THE PROBLEM
In the data below, find each line carrying the string "with" and copy it out.

(Records from a data source)
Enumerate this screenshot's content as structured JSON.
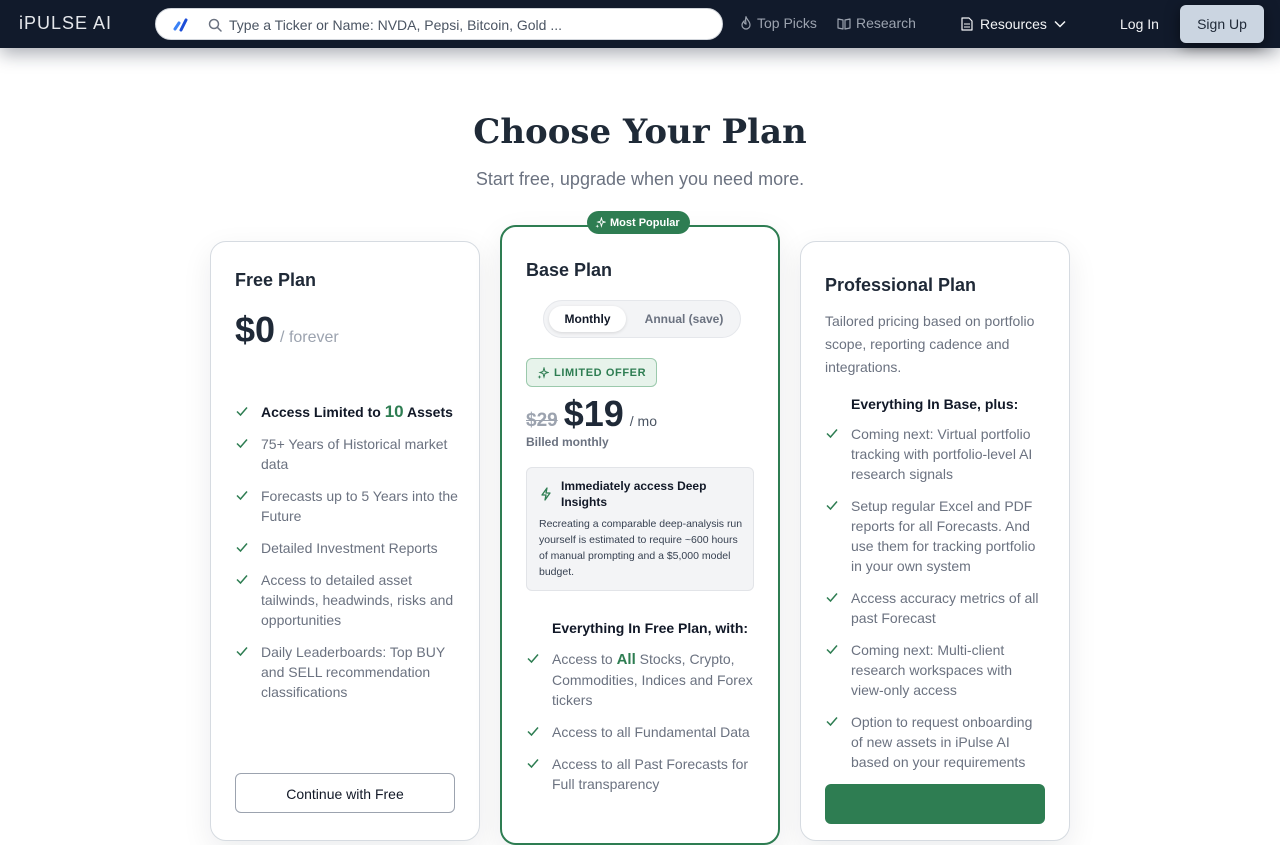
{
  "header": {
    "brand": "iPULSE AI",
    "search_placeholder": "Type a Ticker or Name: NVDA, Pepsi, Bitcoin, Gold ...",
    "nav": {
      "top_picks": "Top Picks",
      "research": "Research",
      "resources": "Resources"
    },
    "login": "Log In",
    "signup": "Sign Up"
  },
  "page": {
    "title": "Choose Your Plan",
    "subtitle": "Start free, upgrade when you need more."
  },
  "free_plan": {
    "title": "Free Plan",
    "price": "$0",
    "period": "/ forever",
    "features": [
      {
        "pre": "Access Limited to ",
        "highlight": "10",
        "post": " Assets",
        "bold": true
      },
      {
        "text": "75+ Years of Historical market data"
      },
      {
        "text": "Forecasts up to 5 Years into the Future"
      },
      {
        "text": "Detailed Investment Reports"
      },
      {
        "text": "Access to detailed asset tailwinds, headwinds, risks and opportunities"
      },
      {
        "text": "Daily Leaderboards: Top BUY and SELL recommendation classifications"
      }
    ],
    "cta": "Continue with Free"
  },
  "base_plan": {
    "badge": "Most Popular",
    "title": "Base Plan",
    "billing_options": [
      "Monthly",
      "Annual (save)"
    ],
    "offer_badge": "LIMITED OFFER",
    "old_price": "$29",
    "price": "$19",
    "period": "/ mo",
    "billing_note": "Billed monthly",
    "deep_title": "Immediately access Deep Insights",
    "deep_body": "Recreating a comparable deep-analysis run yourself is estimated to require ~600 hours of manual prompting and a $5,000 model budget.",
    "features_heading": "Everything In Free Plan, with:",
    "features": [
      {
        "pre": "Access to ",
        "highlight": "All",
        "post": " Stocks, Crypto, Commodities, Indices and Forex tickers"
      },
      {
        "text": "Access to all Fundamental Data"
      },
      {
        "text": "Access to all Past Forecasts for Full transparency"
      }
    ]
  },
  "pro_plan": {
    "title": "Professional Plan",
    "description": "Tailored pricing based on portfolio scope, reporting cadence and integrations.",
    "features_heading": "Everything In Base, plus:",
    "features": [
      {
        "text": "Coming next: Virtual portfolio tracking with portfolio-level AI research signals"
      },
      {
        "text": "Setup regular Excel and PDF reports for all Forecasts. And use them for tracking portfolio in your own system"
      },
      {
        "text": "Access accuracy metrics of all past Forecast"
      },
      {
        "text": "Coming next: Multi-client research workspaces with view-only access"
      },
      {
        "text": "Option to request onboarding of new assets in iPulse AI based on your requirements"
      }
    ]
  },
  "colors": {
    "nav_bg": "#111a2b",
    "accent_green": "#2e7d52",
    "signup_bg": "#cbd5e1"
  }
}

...

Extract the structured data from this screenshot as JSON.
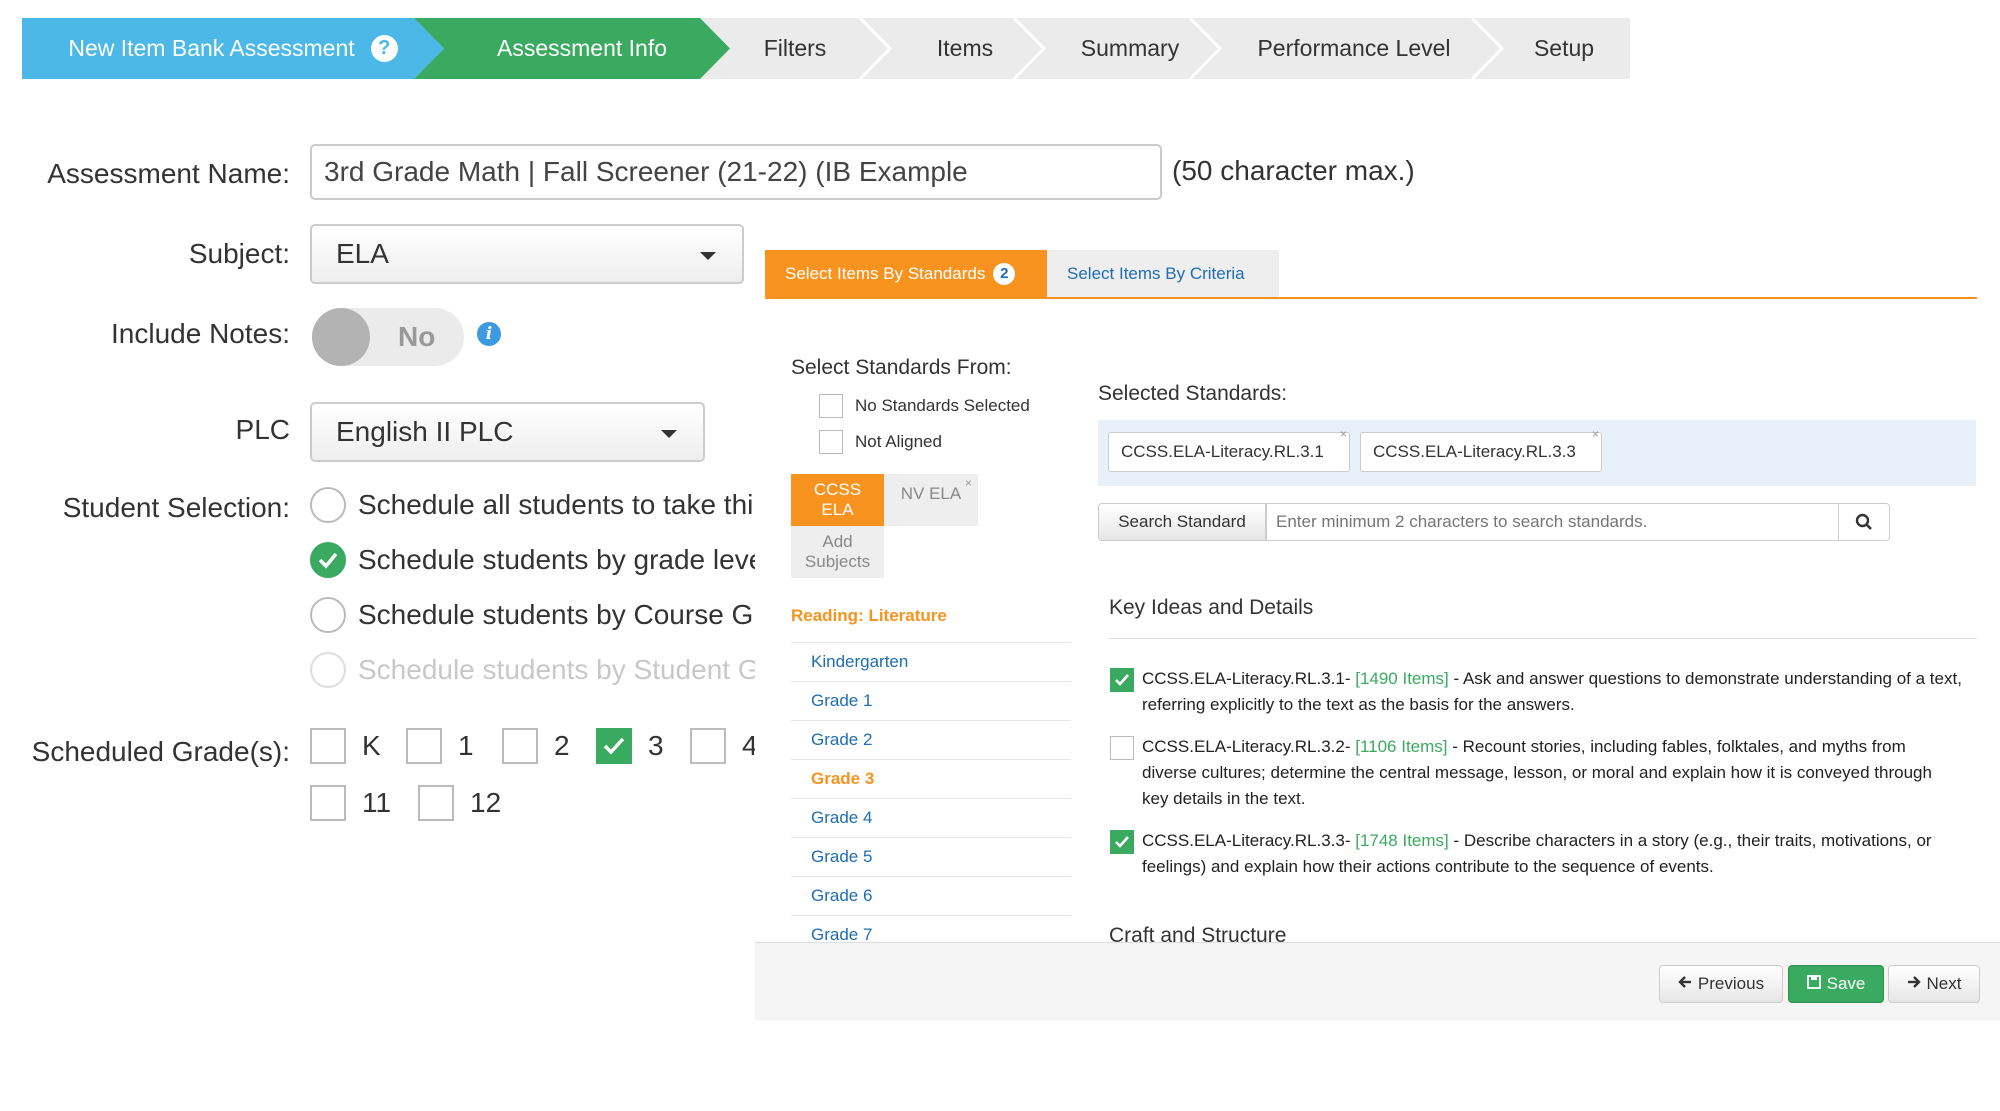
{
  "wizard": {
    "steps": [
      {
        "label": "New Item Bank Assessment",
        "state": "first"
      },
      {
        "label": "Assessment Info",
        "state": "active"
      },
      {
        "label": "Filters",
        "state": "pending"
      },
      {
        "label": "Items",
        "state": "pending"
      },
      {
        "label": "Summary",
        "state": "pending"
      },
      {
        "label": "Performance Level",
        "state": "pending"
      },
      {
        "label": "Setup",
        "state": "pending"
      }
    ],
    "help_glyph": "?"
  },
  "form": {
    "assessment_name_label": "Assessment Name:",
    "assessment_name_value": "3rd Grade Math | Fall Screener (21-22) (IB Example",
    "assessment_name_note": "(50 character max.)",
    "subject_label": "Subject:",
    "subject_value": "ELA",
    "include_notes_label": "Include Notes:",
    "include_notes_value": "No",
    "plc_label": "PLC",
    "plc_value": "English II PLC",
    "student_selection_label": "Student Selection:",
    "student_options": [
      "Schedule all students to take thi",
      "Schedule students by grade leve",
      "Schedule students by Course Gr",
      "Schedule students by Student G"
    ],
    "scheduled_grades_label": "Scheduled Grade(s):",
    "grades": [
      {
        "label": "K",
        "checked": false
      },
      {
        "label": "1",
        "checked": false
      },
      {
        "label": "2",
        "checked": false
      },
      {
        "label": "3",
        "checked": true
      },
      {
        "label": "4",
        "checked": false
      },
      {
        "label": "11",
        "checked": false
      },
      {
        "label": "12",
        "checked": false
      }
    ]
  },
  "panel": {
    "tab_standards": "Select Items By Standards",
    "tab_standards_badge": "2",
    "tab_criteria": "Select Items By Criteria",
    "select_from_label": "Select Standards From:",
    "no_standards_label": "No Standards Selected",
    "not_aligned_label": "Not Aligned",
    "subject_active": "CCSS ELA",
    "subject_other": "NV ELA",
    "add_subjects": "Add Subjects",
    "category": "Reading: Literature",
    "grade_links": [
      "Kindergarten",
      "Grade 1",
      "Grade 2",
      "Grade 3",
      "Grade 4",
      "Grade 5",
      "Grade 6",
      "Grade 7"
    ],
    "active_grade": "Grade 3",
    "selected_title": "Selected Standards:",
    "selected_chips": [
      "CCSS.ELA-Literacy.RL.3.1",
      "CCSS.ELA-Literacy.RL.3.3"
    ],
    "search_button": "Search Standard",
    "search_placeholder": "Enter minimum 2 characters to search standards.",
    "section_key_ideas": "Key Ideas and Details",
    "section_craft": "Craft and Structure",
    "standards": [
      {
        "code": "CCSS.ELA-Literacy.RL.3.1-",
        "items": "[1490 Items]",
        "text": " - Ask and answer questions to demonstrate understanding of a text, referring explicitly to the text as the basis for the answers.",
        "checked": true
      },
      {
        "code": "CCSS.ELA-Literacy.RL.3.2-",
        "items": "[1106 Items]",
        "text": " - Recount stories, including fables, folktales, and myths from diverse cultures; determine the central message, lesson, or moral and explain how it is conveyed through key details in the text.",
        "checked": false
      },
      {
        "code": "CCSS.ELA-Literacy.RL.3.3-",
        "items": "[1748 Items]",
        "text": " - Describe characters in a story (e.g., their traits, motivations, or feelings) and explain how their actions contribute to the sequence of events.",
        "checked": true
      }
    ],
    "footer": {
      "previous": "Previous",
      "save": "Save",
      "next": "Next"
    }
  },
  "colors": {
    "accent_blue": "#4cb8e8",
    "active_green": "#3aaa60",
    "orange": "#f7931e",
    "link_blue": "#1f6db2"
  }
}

SOLUTION FOR THIS EXERCISE
    "cta": "Continue with Free"
    "features_heading": "Everything In Free Plan, with:",
        "text": "Coming next: Virtual portfolio tracking with portfolio-level AI research signals"
        "text": "Coming next: Multi-client research workspaces with view-only access"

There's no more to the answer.